I remember doing a photoshoot when I was 8 years old just for fun because my friend’s dad was a photographer. I was wearing a long sleeved shirt and they photoshopped over a corner of my stomach that was showing (about 3 inches of my stomach). I just remembered feeling like there was something wrong with my tummy.
In middle school the focus was always on curves…that’s what made me cool or uncool, or the time I was told I couldn’t sing onstage at church because my body was (deemed) a distraction. My entire life has been defined by my curves in a way that men (or their worth) would never be defined.
What makes you feel confident?
I feel incredibly confident when I'm not asking for permission or validation from people to do what I know I want to do. I think women constantly are taught to doubt themselves and question their intuition and their decisions and ask for permission to do the things they feel called to do.
When I stopped asking (for validation) and started trusting my inner compass, my confidence really changed. I started to carry myself differently. I started to know my worth in a different way and I started to dress how I wanted to dress. Fashion has a lot to do with my confidence.
What do you love most about your hair?
I love that it’s mine...that it’s a form of freedom for me...that I can do whatever I want with it. I can make it any color that I want, I can do any style that I want...it belongs to me. I think there’s a big lack of women feeling like our bodies belong to us. I love that my hair belongs to me.
Which is your favorite L’ange product? What do you love most about it?
Déjà Vu Dry Shampoo because washing my hair (which is so thick), it takes a while. I love that I can be on the go and use the dry shampoo and the Le Vite and look amazing like I didn't just roll out of bed.

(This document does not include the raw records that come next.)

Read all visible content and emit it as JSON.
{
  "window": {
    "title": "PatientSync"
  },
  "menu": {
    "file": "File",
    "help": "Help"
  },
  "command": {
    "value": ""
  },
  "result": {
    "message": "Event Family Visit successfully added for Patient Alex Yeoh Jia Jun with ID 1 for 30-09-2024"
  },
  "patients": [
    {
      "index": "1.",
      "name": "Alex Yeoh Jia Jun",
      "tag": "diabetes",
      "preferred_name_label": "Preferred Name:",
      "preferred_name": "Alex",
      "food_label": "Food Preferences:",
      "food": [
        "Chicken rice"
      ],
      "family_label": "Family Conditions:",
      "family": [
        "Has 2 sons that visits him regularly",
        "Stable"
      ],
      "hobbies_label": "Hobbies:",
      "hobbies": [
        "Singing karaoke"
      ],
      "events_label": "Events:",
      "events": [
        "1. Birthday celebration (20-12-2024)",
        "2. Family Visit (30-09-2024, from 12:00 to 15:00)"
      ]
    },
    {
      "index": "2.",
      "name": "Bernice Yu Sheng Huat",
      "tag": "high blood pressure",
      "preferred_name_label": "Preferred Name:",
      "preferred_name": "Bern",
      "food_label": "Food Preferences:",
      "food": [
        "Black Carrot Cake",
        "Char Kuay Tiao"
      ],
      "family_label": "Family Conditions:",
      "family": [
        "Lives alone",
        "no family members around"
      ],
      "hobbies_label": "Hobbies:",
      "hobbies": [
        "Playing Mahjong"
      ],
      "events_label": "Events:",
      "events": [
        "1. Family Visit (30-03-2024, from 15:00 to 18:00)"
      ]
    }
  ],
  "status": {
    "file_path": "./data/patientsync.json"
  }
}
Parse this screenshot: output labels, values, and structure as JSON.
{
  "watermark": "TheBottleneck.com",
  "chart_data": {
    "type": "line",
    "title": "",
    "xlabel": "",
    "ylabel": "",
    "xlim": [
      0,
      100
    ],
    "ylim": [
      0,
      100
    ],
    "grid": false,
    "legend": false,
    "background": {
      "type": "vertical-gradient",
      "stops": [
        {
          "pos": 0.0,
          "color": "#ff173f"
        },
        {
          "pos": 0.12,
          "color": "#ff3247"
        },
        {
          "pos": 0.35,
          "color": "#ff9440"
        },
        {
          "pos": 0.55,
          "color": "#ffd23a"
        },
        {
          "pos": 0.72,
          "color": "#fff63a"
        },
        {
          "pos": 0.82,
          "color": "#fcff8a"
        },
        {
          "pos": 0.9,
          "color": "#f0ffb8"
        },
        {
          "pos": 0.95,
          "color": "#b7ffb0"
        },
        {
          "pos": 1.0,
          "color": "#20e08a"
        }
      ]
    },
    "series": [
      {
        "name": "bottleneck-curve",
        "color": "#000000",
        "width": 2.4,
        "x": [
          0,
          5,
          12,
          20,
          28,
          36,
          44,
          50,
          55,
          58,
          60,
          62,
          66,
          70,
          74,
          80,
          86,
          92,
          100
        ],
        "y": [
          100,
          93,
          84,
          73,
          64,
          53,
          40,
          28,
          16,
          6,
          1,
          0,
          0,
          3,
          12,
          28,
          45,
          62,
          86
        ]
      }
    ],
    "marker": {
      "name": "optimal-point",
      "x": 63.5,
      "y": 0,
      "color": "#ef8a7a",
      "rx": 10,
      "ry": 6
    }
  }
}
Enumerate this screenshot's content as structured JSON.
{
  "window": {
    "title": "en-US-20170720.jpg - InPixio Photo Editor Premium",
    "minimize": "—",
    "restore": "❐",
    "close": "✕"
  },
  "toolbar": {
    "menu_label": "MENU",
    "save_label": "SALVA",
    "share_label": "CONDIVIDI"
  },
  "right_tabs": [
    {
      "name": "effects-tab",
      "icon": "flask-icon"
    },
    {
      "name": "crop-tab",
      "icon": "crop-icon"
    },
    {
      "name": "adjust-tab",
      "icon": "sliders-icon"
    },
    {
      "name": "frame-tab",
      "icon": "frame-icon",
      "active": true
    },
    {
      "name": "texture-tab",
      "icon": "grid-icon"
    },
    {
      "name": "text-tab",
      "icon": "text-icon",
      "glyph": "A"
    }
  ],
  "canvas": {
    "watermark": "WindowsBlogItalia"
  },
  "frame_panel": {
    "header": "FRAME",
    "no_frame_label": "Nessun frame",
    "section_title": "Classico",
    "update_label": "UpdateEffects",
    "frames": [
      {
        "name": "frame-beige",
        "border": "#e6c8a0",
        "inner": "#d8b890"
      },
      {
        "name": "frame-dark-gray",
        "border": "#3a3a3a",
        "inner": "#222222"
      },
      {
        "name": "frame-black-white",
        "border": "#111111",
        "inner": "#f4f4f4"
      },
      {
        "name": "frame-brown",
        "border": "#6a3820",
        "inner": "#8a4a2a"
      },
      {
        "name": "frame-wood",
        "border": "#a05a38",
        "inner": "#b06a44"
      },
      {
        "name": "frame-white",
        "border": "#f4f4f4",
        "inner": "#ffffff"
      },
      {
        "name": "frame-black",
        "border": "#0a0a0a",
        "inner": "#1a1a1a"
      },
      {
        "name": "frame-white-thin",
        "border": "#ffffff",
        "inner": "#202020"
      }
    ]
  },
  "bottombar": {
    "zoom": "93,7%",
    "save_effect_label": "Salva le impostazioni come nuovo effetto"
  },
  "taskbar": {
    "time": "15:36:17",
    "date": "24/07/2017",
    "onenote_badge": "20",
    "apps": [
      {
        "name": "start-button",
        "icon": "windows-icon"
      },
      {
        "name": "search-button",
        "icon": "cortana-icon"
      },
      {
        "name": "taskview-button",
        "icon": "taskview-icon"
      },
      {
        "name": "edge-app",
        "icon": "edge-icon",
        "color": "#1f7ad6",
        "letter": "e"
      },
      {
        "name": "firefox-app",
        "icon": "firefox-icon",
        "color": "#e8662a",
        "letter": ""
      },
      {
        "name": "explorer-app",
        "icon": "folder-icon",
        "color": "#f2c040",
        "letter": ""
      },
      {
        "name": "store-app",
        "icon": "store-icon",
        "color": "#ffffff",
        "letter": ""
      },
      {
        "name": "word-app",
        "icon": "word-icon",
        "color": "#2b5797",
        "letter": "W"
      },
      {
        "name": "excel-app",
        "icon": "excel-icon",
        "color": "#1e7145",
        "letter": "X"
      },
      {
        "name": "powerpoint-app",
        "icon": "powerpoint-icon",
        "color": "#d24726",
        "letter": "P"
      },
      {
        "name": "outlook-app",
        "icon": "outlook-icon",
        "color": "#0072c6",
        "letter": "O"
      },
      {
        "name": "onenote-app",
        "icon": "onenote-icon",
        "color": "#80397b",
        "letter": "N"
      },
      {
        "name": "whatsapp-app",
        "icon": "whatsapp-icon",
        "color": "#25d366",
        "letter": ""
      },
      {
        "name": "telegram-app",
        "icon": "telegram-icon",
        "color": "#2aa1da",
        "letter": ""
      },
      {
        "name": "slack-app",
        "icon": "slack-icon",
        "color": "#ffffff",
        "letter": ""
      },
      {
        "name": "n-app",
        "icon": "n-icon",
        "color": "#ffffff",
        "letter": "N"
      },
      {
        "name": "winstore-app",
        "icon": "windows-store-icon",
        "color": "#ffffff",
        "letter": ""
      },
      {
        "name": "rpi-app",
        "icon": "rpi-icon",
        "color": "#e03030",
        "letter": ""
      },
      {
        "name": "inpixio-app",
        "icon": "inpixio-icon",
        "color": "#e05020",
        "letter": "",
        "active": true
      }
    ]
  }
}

How do you express your individuality through your hair?
I never put limits on what I do with my hair, so if I'm trying to express myself...and how weird I am, I will change color. I play with wigs a lot—I wear wigs all the time so I can keep my blonde but feel like a redhead one day. I found that that’s really empowering for me just to be able to change up my look however I want depending on my mood.
What is the nicest compliment you’ve received about your hair?
I feel really complimented when girls on the street stop me (especially teenage girls)—and they’ll say, I love your hair. It usually happens when I have a crazy color. It just reminds me that by me being free and being my most authentic self, that they feel that and it impacts them. It makes me hope that they’ll be able to feel more free with their hair (and who they are) too.
What is a negative remark about your hair that’s stuck with you to this day?
If I say anything negative, (I think) it just sounds stupid. I don't think I have much of a right to complain about hair negativity as a white girl. I feel like women of color suffer for their hair in a way that I will never understand.
What would you like to share with the next generation that you wish you had known growing up?
There’s so much I want to say—it's why I write music. The key stuff would be…you are enough, exactly as you are. You don’t need to change anything about yourself, even if your community thinks you’re insane, even if everyone doubts you, doubts your dreams, your expression. Who you are is enough.
Don't conform to please people. People are crazy. They don’t deserve that from you. Don’t let anyone convince you to be unkind to yourself. I think media teaches us to be cruel to ourselves, and I would hope that’s changing. Don't give anything or anyone the power to have that negative voice in your mind.
Watch the video here.
To learn more about Emm’s go-to products, check out Déjà Vu Dry Shampoo and Le Vite here.